Since Saturday, when the floods forced half of the 20,000 population of nearby Obrenovac to be evacuated, rescuers have brought at least 70 dogs of all shapes and sizes to her shelter.
"We were the closest and they knew I would take care of all of them," the 55-year old Prokopjevic said, fielding constant phone calls by people searching for their four-legged family members.
Helped only by her family, a few friends and volunteers and a local vet working for free, Prokopjevic has been working like mad providing basic care "until the owners who lost everything in this horror settle somewhere."
"Each owner who comes to pick up the dog gets food, medicine and a leash for the dog, the basics just to set them up," she explains.
Human visitors, greeted by a cacophony of barking, get suspiciously sniffed by the boarders when they arrive before the dogs, having established they are not going home, return to playing and digging.
Some of the older ones don't even bother to come and investigate, raising a weary, greying head to see if their human has come before slumping back down for another 40 winks.

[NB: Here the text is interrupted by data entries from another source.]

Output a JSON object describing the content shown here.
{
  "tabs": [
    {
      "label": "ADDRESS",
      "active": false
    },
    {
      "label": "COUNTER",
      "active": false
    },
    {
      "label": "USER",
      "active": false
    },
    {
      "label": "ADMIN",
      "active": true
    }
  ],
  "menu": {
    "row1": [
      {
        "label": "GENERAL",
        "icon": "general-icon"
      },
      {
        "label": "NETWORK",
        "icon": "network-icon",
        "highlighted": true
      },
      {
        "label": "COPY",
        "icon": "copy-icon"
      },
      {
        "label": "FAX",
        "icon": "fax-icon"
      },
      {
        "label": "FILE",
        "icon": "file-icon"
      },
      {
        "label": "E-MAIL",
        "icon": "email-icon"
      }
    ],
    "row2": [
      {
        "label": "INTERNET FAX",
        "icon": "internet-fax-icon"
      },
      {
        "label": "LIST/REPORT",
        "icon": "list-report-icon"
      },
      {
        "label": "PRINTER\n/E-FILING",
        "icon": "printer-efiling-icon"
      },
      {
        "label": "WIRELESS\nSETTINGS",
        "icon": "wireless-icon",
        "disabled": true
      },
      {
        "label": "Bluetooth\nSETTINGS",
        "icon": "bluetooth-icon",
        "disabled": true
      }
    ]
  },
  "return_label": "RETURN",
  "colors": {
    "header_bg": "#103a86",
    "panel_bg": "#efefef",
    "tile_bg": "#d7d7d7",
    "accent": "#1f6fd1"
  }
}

"They are all hoping to see their owners," Prokopjevic says.
- Cats, dogs and a mink -
Aside from the humans of course, it is not just dogs that have been affected by south-eastern Europe's worst natural disaster since records began more than a 100 years ago.
Many farm animals that didn't drown -- thousands have, posing a major potential health risk as their carcasses rot in the summer heat -- have been left with no one to look after them.
Austrian animal welfare group Vier Pfoten ("Four Paws") has sent a 20-strong team to the region, using boats to distribute animal feed such as hay and setting up a mobile veterinary clinic in the village of Zvecka.
"In such a situation people don't have any resources to support their animals. Our relief mission has a dual purpose as we are helping animals and humans at the same time," said team leader Amir Khalil.
"When a natural disaster strikes, a few days can make all the difference between life and death."
Meanwhile, Belgrade's vet institution has organised rescue teams to pick up pets left behind in Obrenovac's apartment buildings and houses. Owners leave their keys and address and teams go collect the animal, if they can.
"Only this morning we brought four cats, eight dogs and a mink," Sreten Kostic, a veterinary technician, told AFP.
"More are yet to come, but we also fed 22 dogs and some chickens," he added.
A website has also been created by private individuals where pet owners can leave information on their animals, addresses and chip numbers so that rescuers can try and pick them up.
Back in Drazevac, everybody claiming to be the owner of a dog has to prove it, Prokopjevic insists. "Nobody can take a dog from here without a proof of ownership."
"If the dog is chipped it is easy, we match the data, but even if it is not, dogs recognise their owner, it is so emotional, you can hardly mismatch them," said her friend Milan Cosic, a retired policeman.
"One woman burst into tears and her dog yelped when they met."